Described as the makers of fine, affordable, underground furniture, coffin clubs have been popping up all over the world with the purpose of saving money, combatting loneliness and ultimately, rejoicing while building their own coffins
Lynne Jarvis, a voluntary palliative carer and the founder of The Community Coffin Club in Australia, was inspired by a similar concept in New Zealand, where an eclectic group of inventive and rebellious seniors dance and celebrate life, while making and decorating DIY coffins.
The New Zealand club began in 2010 when Katie Williams thought it would be a great idea to recognise people’s life journeys with a more personal farewell. Katie, who had no prior craftsmanship experience, approached a group of local handymen to help her build a coffin.
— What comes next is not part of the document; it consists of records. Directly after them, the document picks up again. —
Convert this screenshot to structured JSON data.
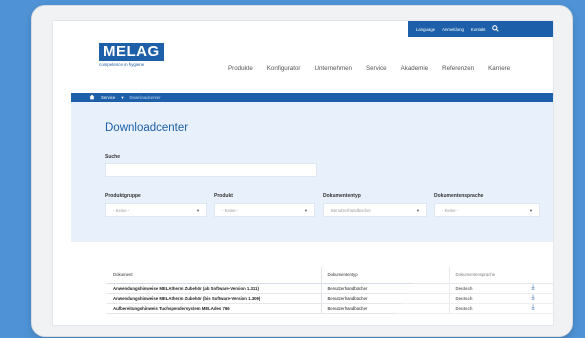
{
  "topbar": {
    "language": "Language",
    "anmeldung": "Anmeldung",
    "kontakt": "Kontakt",
    "search_icon": "search-icon"
  },
  "logo": {
    "name": "MELAG",
    "tagline": "competence in hygiene"
  },
  "nav": [
    "Produkte",
    "Konfigurator",
    "Unternehmen",
    "Service",
    "Akademie",
    "Referenzen",
    "Karriere"
  ],
  "breadcrumb": {
    "home_icon": "home-icon",
    "service": "Service",
    "current": "Downloadcenter"
  },
  "page": {
    "title": "Downloadcenter"
  },
  "search": {
    "label": "Suche",
    "value": ""
  },
  "filters": [
    {
      "label": "Produktgruppe",
      "value": "- Keine -"
    },
    {
      "label": "Produkt",
      "value": "- Keine -"
    },
    {
      "label": "Dokumententyp",
      "value": "Benutzerhandbücher"
    },
    {
      "label": "Dokumentensprache",
      "value": "- Keine -"
    }
  ],
  "table": {
    "headers": [
      "Dokument",
      "Dokumententyp",
      "Dokumentensprache"
    ],
    "rows": [
      {
        "doc": "Anwendungshinweise MELAtherm Zubehör (ab Software-Version 1.311)",
        "type": "Benutzerhandbücher",
        "lang": "Deutsch"
      },
      {
        "doc": "Anwendungshinweise MELAtherm Zubehör (bis Software-Version 1.309)",
        "type": "Benutzerhandbücher",
        "lang": "Deutsch"
      },
      {
        "doc": "Aufbereitungshinweis Tuchspendersystem MELAdes 766",
        "type": "Benutzerhandbücher",
        "lang": "Deutsch"
      }
    ]
  },
  "colors": {
    "brand": "#1d5fa8",
    "background": "#4f93d6",
    "hero": "#e8f1fb"
  }
}
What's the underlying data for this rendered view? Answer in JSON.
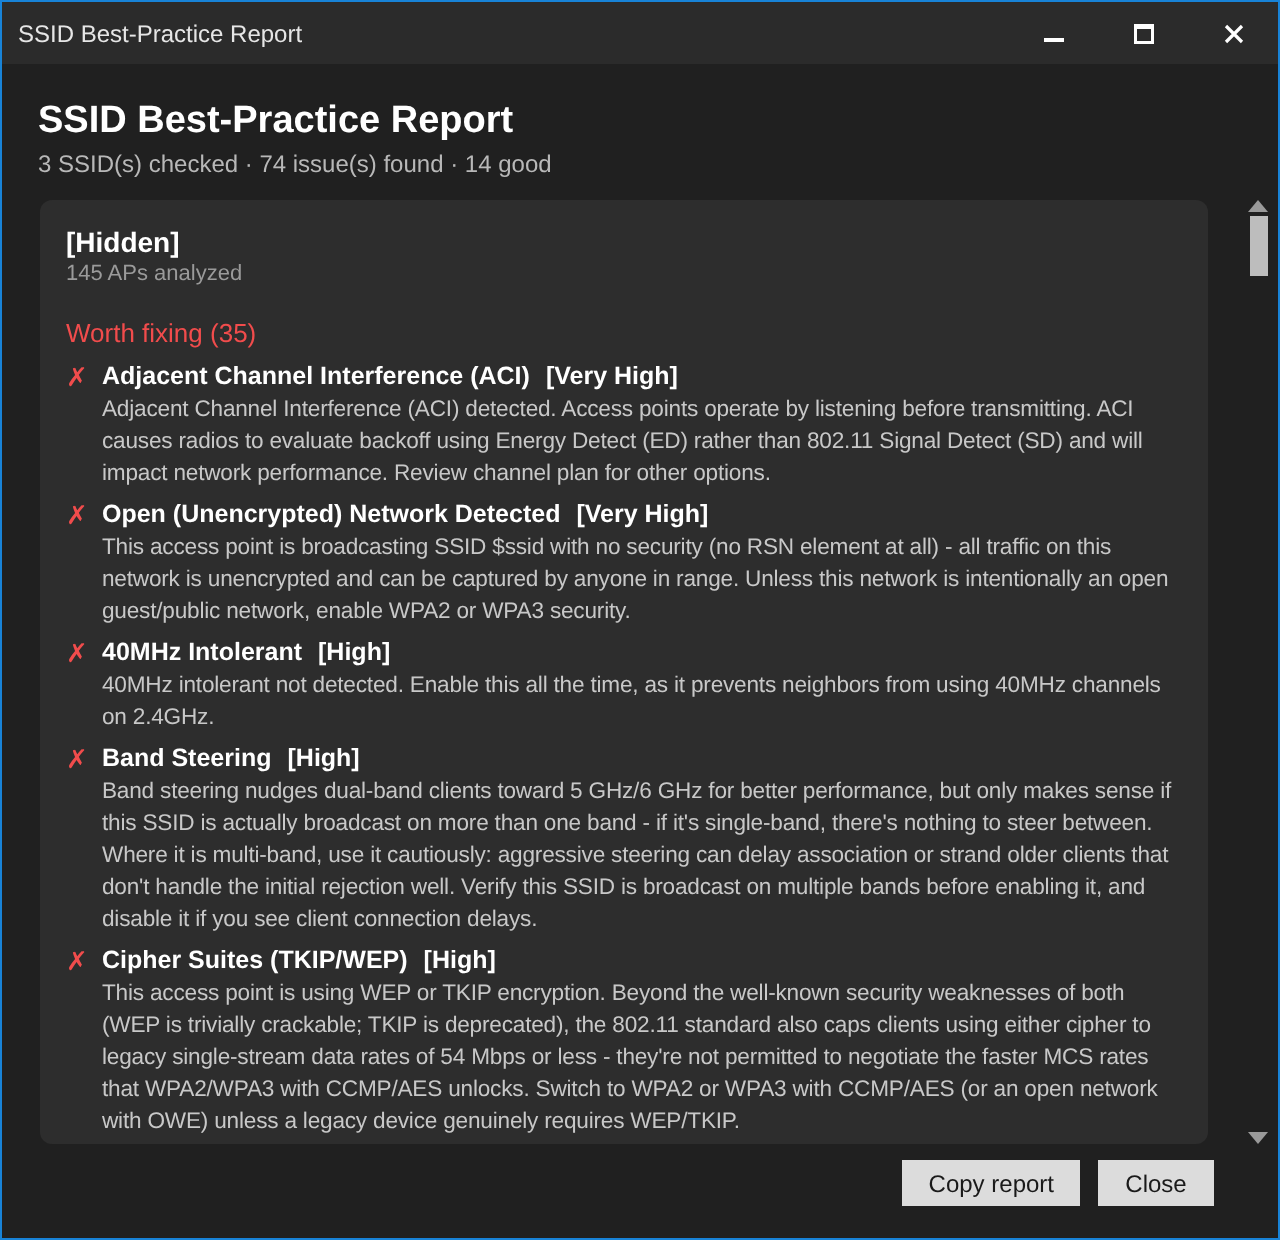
{
  "window": {
    "title": "SSID Best-Practice Report"
  },
  "header": {
    "title": "SSID Best-Practice Report",
    "summary": "3 SSID(s) checked · 74 issue(s) found · 14 good"
  },
  "ssid": {
    "name": "[Hidden]",
    "subtitle": "145 APs analyzed",
    "sections": [
      {
        "kind": "fix",
        "title": "Worth fixing (35)",
        "issues": [
          {
            "mark": "✗",
            "title": "Adjacent Channel Interference (ACI)",
            "severity": "[Very High]",
            "description": "Adjacent Channel Interference (ACI) detected. Access points operate by listening before transmitting. ACI causes radios to evaluate backoff using Energy Detect (ED) rather than 802.11 Signal Detect (SD) and will impact network performance. Review channel plan for other options."
          },
          {
            "mark": "✗",
            "title": "Open (Unencrypted) Network Detected",
            "severity": "[Very High]",
            "description": "This access point is broadcasting SSID $ssid with no security (no RSN element at all) - all traffic on this network is unencrypted and can be captured by anyone in range. Unless this network is intentionally an open guest/public network, enable WPA2 or WPA3 security."
          },
          {
            "mark": "✗",
            "title": "40MHz Intolerant",
            "severity": "[High]",
            "description": "40MHz intolerant not detected. Enable this all the time, as it prevents neighbors from using 40MHz channels on 2.4GHz."
          },
          {
            "mark": "✗",
            "title": "Band Steering",
            "severity": "[High]",
            "description": "Band steering nudges dual-band clients toward 5 GHz/6 GHz for better performance, but only makes sense if this SSID is actually broadcast on more than one band - if it's single-band, there's nothing to steer between. Where it is multi-band, use it cautiously: aggressive steering can delay association or strand older clients that don't handle the initial rejection well. Verify this SSID is broadcast on multiple bands before enabling it, and disable it if you see client connection delays."
          },
          {
            "mark": "✗",
            "title": "Cipher Suites (TKIP/WEP)",
            "severity": "[High]",
            "description": "This access point is using WEP or TKIP encryption. Beyond the well-known security weaknesses of both (WEP is trivially crackable; TKIP is deprecated), the 802.11 standard also caps clients using either cipher to legacy single-stream data rates of 54 Mbps or less - they're not permitted to negotiate the faster MCS rates that WPA2/WPA3 with CCMP/AES unlocks. Switch to WPA2 or WPA3 with CCMP/AES (or an open network with OWE) unless a legacy device genuinely requires WEP/TKIP."
          }
        ]
      }
    ]
  },
  "buttons": [
    {
      "label": "Copy report"
    },
    {
      "label": "Close"
    }
  ]
}
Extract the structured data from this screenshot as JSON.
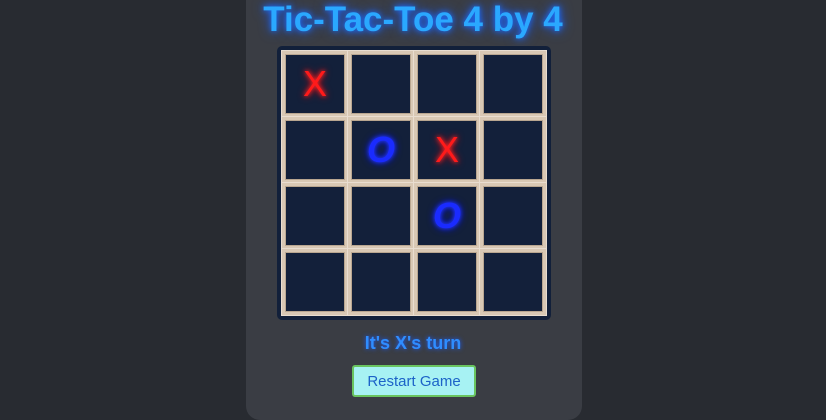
{
  "game": {
    "title": "Tic-Tac-Toe 4 by 4",
    "status": "It's X's turn",
    "restart_label": "Restart Game",
    "board": [
      [
        "X",
        "",
        "",
        ""
      ],
      [
        "",
        "O",
        "X",
        ""
      ],
      [
        "",
        "",
        "O",
        ""
      ],
      [
        "",
        "",
        "",
        ""
      ]
    ]
  },
  "colors": {
    "x_mark": "#ff1a1a",
    "o_mark": "#1a2bff",
    "title": "#2aa8ff",
    "button_bg": "#a7f2f3"
  }
}
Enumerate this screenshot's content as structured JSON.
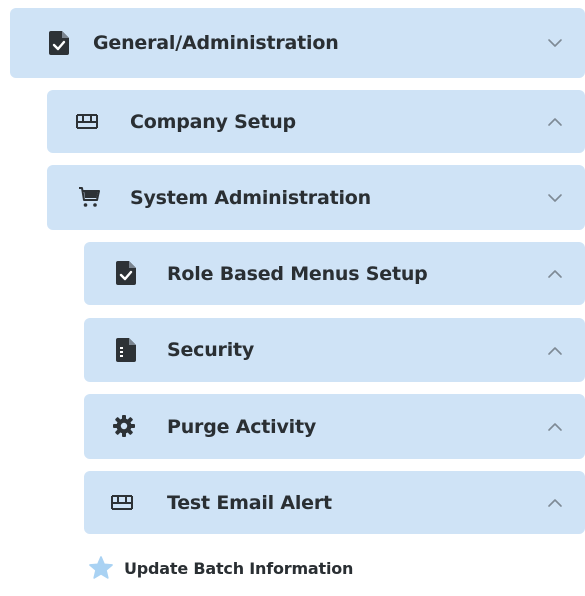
{
  "menu": {
    "general": {
      "label": "General/Administration",
      "state": "collapsed",
      "icon": "document-check-icon"
    },
    "company_setup": {
      "label": "Company Setup",
      "state": "expanded",
      "icon": "bed-icon"
    },
    "system_admin": {
      "label": "System Administration",
      "state": "collapsed",
      "icon": "cart-icon"
    },
    "role_menus": {
      "label": "Role Based Menus Setup",
      "state": "expanded",
      "icon": "document-check-icon"
    },
    "security": {
      "label": "Security",
      "state": "expanded",
      "icon": "document-list-icon"
    },
    "purge": {
      "label": "Purge Activity",
      "state": "expanded",
      "icon": "gear-icon"
    },
    "test_email": {
      "label": "Test Email Alert",
      "state": "expanded",
      "icon": "bed-icon"
    },
    "update_batch": {
      "label": "Update Batch Information",
      "icon": "star-icon"
    }
  },
  "colors": {
    "row_bg": "#cfe3f6",
    "text": "#2a2f33",
    "icon": "#2d3236",
    "chevron": "#7e8a95",
    "star": "#a9d2f3"
  }
}
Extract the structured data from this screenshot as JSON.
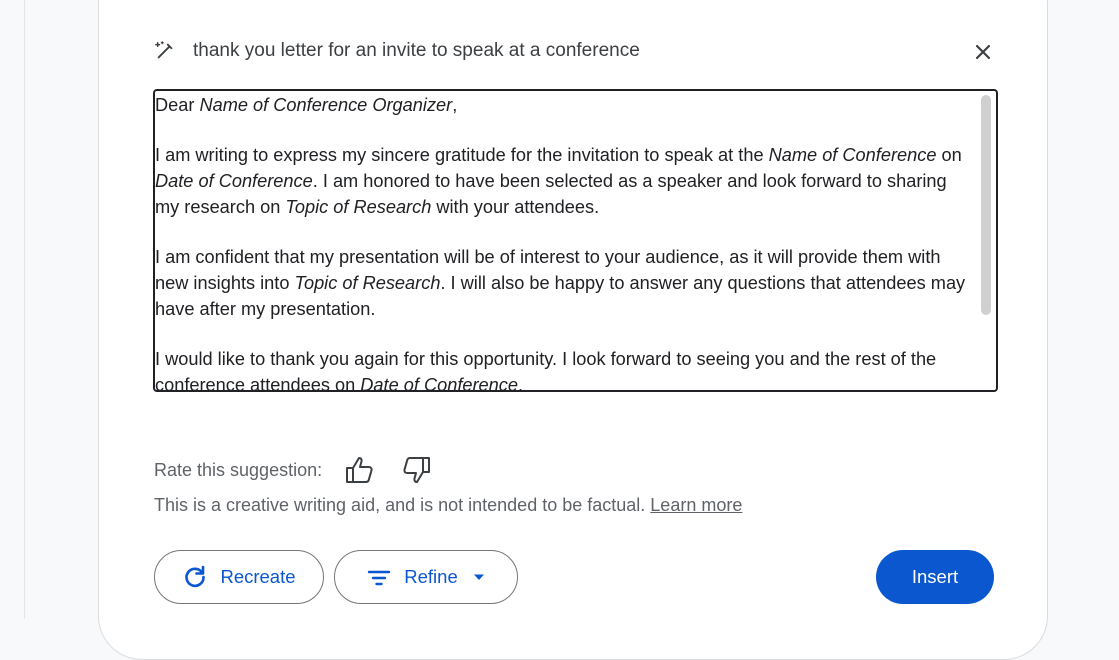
{
  "dialog": {
    "prompt": "thank you letter for an invite to speak at a conference",
    "icons": {
      "wand": "magic-wand-pencil-icon",
      "close": "close-icon"
    }
  },
  "letter": {
    "salutation": {
      "pre": "Dear ",
      "name": "Name of Conference Organizer",
      "post": ","
    },
    "p1": {
      "t1": "I am writing to express my sincere gratitude for the invitation to speak at the ",
      "i1": "Name of Conference",
      "t2": " on ",
      "i2": "Date of Conference",
      "t3": ". I am honored to have been selected as a speaker and look forward to sharing my research on ",
      "i3": "Topic of Research",
      "t4": " with your attendees."
    },
    "p2": {
      "t1": "I am confident that my presentation will be of interest to your audience, as it will provide them with new insights into ",
      "i1": "Topic of Research",
      "t2": ". I will also be happy to answer any questions that attendees may have after my presentation."
    },
    "p3": {
      "t1": "I would like to thank you again for this opportunity. I look forward to seeing you and the rest of the conference attendees on ",
      "i1": "Date of Conference",
      "t2": "."
    }
  },
  "feedback": {
    "rate_label": "Rate this suggestion:",
    "thumbs_up_icon": "thumbs-up-icon",
    "thumbs_down_icon": "thumbs-down-icon",
    "disclaimer": "This is a creative writing aid, and is not intended to be factual.",
    "learn_more": "Learn more"
  },
  "actions": {
    "recreate": "Recreate",
    "refine": "Refine",
    "insert": "Insert"
  },
  "colors": {
    "accent": "#0b57d0",
    "text": "#202124",
    "muted": "#5f6368"
  }
}
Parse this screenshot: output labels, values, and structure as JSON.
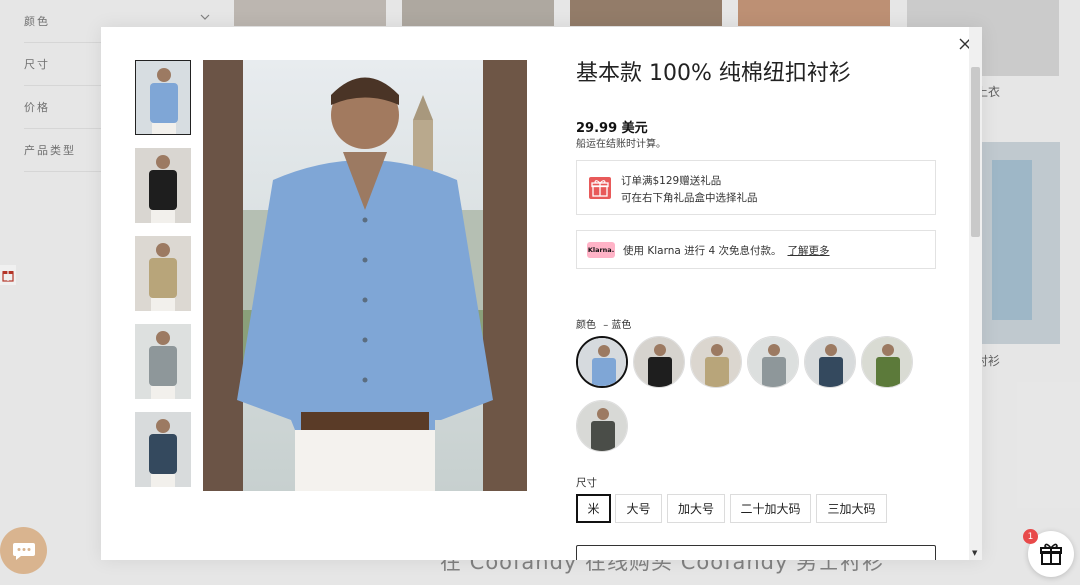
{
  "filters": [
    "颜色",
    "尺寸",
    "价格",
    "产品类型"
  ],
  "background": {
    "caption_right_top": "上衣",
    "caption_right_mid": "衬衫",
    "bottom_text": "在 Coofandy 在线购买 Coofandy 男士衬衫"
  },
  "product": {
    "title": "基本款 100% 纯棉纽扣衬衫",
    "price": "29.99 美元",
    "shipping_note": "船运在结账时计算。",
    "promo_line1": "订单满$129赠送礼品",
    "promo_line2": "可在右下角礼品盒中选择礼品",
    "klarna_badge": "Klarna.",
    "klarna_text": "使用 Klarna 进行 4 次免息付款。",
    "klarna_link": "了解更多",
    "color_label": "颜色",
    "color_selected": "– 蓝色",
    "size_label": "尺寸",
    "sizes": [
      "米",
      "大号",
      "加大号",
      "二十加大码",
      "三加大码"
    ],
    "selected_size": "米"
  },
  "colors": {
    "accent": "#e85a5a",
    "klarna_pink": "#ffb3c7",
    "chat": "#d9b48f"
  },
  "swatch_colors": [
    "#7fa6d6",
    "#1e1e1e",
    "#b8a57a",
    "#8e979a",
    "#34495e",
    "#5c7a3a",
    "#4a4d48"
  ],
  "gift_count": "1"
}
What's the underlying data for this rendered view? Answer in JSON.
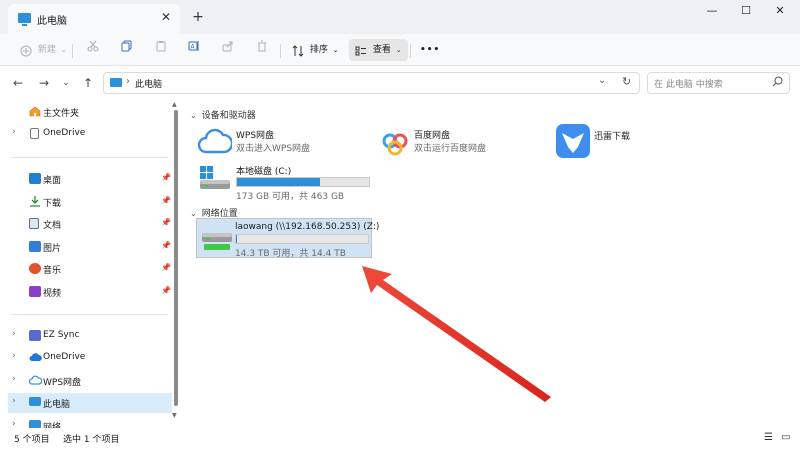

“The Coffin Club helps people feel useful, and it is very social. We have morning tea and lunch, and music blaring, and cuddles,” Katie told The Guardian.
More than 60 active members attend the New Zealand-based coffin club every week, to decorate their coffins exactly the way they like. One Coffin Clubber has decorated their coffin with a montage of Elvis Presley, while others have chosen landscapes or newspaper cuttings to decorate theirs.
The novelty of the Coffin Club attracted filmmaker Briar March to create a musical documentary on the unique community. In the film, every part is sung, danced, and performed by the Coffin Club members, who are attracting media attention and fans from all over the world.
Now that the coffin club concept has reached Australian shores, the community can get together to work creatively and address their end-of-life needs by building their coffins in a happy environment.
“The Community Coffin Club is a cheerful and supportive space where our values, equity of access and social inclusion, provide the base from which we operate” Lynne says.
The most popular coffin choice for members of the coffin club was inspired by a family from Campbell Town that chose to make their mother’s coffin out of recycled pallets. These pallets made from radiata pine, are free for the coffin club members to use.
All other materials need to be supplied by the members of the club, but Lynne allows the access to the space, equipment and a coffin design mentor for free.
“You've got to face death, so it's a lot easier if you've got the coffin ready," Russel Game, a club mentor, told ABC Australia.
Lynne is trying to promote coffin clubs to the rest of Australia. She says if anyone is interested in starting their own coffin club, they should identify the available resources in their town. For example, a community shed that has free access to equipment, a handyman or carpenter who is willing to be a mentor, and any financial support you may need.
She says that a coffin club is bound to make a positive impact to individuals themselves, and their communities.
Discover more on how to choose a coffin or casket on our Help & Resources pages.